** What to work on **
Where does the word "Tous" appear in the entries below? Copy each line that holds it.

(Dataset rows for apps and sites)
____________________
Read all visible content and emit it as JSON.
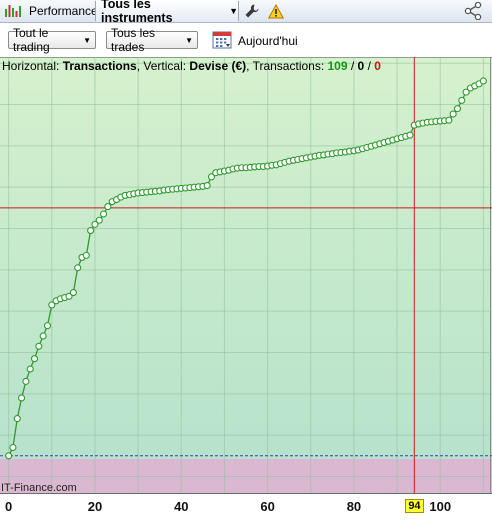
{
  "topbar": {
    "performance_label": "Performance",
    "instruments_label": "Tous les instruments"
  },
  "filters": {
    "trading_label": "Tout le trading",
    "trades_label": "Tous les trades",
    "date_label": "Aujourd'hui"
  },
  "info": {
    "horizontal_prefix": "Horizontal: ",
    "horizontal_value": "Transactions",
    "vertical_prefix": ", Vertical: ",
    "vertical_value": "Devise (€)",
    "count_prefix": ", Transactions: ",
    "count_total": "109",
    "sep1": " / ",
    "count_mid": "0",
    "sep2": " / ",
    "count_last": "0"
  },
  "watermark": "IT-Finance.com",
  "cursor": {
    "x": 94,
    "label": "94"
  },
  "chart_data": {
    "type": "line",
    "x_ticks": [
      "0",
      "20",
      "40",
      "60",
      "80",
      "100"
    ],
    "xlim": [
      -2,
      112
    ],
    "ylim": [
      -0.09,
      0.965
    ],
    "y_crosshair": 0.6,
    "baseline": 0,
    "series": [
      {
        "points": [
          [
            0,
            0
          ],
          [
            1,
            0.02
          ],
          [
            2,
            0.09
          ],
          [
            3,
            0.14
          ],
          [
            4,
            0.18
          ],
          [
            5,
            0.21
          ],
          [
            6,
            0.235
          ],
          [
            7,
            0.265
          ],
          [
            8,
            0.29
          ],
          [
            9,
            0.315
          ],
          [
            10,
            0.365
          ],
          [
            11,
            0.375
          ],
          [
            12,
            0.38
          ],
          [
            13,
            0.383
          ],
          [
            14,
            0.386
          ],
          [
            15,
            0.395
          ],
          [
            16,
            0.455
          ],
          [
            17,
            0.48
          ],
          [
            18,
            0.485
          ],
          [
            19,
            0.545
          ],
          [
            20,
            0.56
          ],
          [
            21,
            0.57
          ],
          [
            22,
            0.585
          ],
          [
            23,
            0.603
          ],
          [
            24,
            0.615
          ],
          [
            25,
            0.62
          ],
          [
            26,
            0.626
          ],
          [
            27,
            0.63
          ],
          [
            28,
            0.632
          ],
          [
            29,
            0.634
          ],
          [
            30,
            0.636
          ],
          [
            31,
            0.637
          ],
          [
            32,
            0.638
          ],
          [
            33,
            0.639
          ],
          [
            34,
            0.64
          ],
          [
            35,
            0.641
          ],
          [
            36,
            0.643
          ],
          [
            37,
            0.644
          ],
          [
            38,
            0.645
          ],
          [
            39,
            0.646
          ],
          [
            40,
            0.647
          ],
          [
            41,
            0.648
          ],
          [
            42,
            0.649
          ],
          [
            43,
            0.65
          ],
          [
            44,
            0.651
          ],
          [
            45,
            0.652
          ],
          [
            46,
            0.654
          ],
          [
            47,
            0.675
          ],
          [
            48,
            0.685
          ],
          [
            49,
            0.687
          ],
          [
            50,
            0.689
          ],
          [
            51,
            0.691
          ],
          [
            52,
            0.694
          ],
          [
            53,
            0.696
          ],
          [
            54,
            0.697
          ],
          [
            55,
            0.697
          ],
          [
            56,
            0.698
          ],
          [
            57,
            0.699
          ],
          [
            58,
            0.7
          ],
          [
            59,
            0.7
          ],
          [
            60,
            0.701
          ],
          [
            61,
            0.703
          ],
          [
            62,
            0.704
          ],
          [
            63,
            0.707
          ],
          [
            64,
            0.71
          ],
          [
            65,
            0.713
          ],
          [
            66,
            0.715
          ],
          [
            67,
            0.717
          ],
          [
            68,
            0.719
          ],
          [
            69,
            0.721
          ],
          [
            70,
            0.723
          ],
          [
            71,
            0.725
          ],
          [
            72,
            0.727
          ],
          [
            73,
            0.728
          ],
          [
            74,
            0.73
          ],
          [
            75,
            0.731
          ],
          [
            76,
            0.733
          ],
          [
            77,
            0.734
          ],
          [
            78,
            0.735
          ],
          [
            79,
            0.737
          ],
          [
            80,
            0.738
          ],
          [
            81,
            0.74
          ],
          [
            82,
            0.743
          ],
          [
            83,
            0.746
          ],
          [
            84,
            0.749
          ],
          [
            85,
            0.752
          ],
          [
            86,
            0.755
          ],
          [
            87,
            0.758
          ],
          [
            88,
            0.761
          ],
          [
            89,
            0.764
          ],
          [
            90,
            0.767
          ],
          [
            91,
            0.77
          ],
          [
            92,
            0.773
          ],
          [
            93,
            0.776
          ],
          [
            94,
            0.8
          ],
          [
            95,
            0.803
          ],
          [
            96,
            0.805
          ],
          [
            97,
            0.807
          ],
          [
            98,
            0.808
          ],
          [
            99,
            0.809
          ],
          [
            100,
            0.81
          ],
          [
            101,
            0.811
          ],
          [
            102,
            0.812
          ],
          [
            103,
            0.827
          ],
          [
            104,
            0.84
          ],
          [
            105,
            0.86
          ],
          [
            106,
            0.88
          ],
          [
            107,
            0.89
          ],
          [
            108,
            0.895
          ],
          [
            109,
            0.9
          ],
          [
            110,
            0.907
          ]
        ]
      }
    ]
  },
  "colors": {
    "accent": "#ff9900",
    "line": "#2e9a2e",
    "count_total": "#119911",
    "count_last": "#cc1111",
    "crosshair": "#d01818",
    "highlight": "#ffff33"
  }
}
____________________
** Result for this task **
    "instruments_label": "Tous les instruments"
    "trades_label": "Tous les trades",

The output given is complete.